THE PROBLEM: Whenever the string "phone" turns up in a line below, that line should be copied.

(Website and app data records)
┄┄┄┄┄┄┄┄┄┄

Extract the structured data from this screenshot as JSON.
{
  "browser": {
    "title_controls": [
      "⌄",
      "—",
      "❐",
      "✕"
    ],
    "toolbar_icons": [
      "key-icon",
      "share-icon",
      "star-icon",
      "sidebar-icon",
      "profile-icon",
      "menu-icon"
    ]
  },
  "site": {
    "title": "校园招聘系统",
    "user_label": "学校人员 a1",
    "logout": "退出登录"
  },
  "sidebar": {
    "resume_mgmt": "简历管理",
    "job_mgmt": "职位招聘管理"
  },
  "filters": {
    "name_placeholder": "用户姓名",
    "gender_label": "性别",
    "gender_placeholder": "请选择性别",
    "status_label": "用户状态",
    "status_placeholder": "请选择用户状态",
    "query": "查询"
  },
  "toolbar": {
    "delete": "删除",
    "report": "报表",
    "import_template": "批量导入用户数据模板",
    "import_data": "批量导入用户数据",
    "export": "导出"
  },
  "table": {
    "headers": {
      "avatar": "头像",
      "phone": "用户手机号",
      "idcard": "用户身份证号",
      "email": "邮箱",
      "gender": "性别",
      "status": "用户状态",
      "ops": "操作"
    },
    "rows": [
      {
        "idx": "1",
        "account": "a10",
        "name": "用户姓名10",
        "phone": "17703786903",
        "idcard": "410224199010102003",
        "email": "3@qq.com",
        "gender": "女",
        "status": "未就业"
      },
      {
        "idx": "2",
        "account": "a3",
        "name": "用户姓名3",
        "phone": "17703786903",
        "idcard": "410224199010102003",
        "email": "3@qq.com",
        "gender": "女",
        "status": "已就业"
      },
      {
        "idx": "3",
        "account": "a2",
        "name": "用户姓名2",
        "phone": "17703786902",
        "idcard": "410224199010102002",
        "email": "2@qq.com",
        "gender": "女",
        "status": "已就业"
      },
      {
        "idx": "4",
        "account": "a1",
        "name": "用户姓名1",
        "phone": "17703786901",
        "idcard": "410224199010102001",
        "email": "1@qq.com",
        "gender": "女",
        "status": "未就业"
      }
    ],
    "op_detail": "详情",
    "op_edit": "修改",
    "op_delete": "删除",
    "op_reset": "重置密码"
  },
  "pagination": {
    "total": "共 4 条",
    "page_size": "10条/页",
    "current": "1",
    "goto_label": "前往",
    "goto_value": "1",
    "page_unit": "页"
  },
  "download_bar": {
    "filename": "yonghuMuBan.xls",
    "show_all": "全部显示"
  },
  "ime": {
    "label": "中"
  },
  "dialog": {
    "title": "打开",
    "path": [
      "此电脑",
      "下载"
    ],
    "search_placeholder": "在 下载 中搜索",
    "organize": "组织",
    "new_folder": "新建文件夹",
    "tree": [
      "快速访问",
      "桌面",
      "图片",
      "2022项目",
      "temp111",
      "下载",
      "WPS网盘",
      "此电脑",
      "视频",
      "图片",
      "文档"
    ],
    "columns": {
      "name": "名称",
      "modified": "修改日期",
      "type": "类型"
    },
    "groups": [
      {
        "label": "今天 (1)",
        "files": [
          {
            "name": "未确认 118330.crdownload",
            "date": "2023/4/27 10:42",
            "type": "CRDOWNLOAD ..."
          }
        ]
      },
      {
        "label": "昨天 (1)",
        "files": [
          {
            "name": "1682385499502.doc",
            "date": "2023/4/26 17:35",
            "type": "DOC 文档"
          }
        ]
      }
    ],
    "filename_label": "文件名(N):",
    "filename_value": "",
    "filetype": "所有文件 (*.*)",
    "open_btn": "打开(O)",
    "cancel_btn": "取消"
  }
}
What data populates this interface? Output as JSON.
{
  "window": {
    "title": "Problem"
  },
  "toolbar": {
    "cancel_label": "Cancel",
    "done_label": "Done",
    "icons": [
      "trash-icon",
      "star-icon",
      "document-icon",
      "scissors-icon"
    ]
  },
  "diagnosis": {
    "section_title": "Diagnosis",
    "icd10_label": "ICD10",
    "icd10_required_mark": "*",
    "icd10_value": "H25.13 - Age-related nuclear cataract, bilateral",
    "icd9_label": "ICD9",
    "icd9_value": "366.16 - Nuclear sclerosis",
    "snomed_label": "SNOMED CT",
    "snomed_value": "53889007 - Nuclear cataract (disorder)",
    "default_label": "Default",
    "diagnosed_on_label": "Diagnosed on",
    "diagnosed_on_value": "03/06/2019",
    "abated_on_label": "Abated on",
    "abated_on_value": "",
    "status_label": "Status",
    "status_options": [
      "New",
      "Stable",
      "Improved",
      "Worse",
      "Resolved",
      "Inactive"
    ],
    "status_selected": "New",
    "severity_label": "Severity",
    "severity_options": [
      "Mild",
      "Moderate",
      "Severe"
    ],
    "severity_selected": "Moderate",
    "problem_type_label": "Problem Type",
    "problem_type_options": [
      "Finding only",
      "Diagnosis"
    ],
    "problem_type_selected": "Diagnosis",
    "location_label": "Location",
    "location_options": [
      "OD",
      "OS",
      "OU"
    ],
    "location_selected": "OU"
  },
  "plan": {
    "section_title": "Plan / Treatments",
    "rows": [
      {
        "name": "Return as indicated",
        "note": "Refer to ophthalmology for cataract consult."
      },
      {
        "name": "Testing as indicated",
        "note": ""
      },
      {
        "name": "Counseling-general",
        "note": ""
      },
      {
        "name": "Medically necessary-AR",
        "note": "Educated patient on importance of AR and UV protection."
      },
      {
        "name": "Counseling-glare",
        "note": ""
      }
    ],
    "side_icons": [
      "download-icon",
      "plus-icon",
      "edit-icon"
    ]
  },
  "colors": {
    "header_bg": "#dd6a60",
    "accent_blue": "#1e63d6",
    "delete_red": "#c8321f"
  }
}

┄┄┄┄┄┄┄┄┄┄

THE ANSWER:
      "phone": "用户手机号",
        "phone": "17703786903",
        "phone": "17703786903",
        "phone": "17703786902",
        "phone": "17703786901",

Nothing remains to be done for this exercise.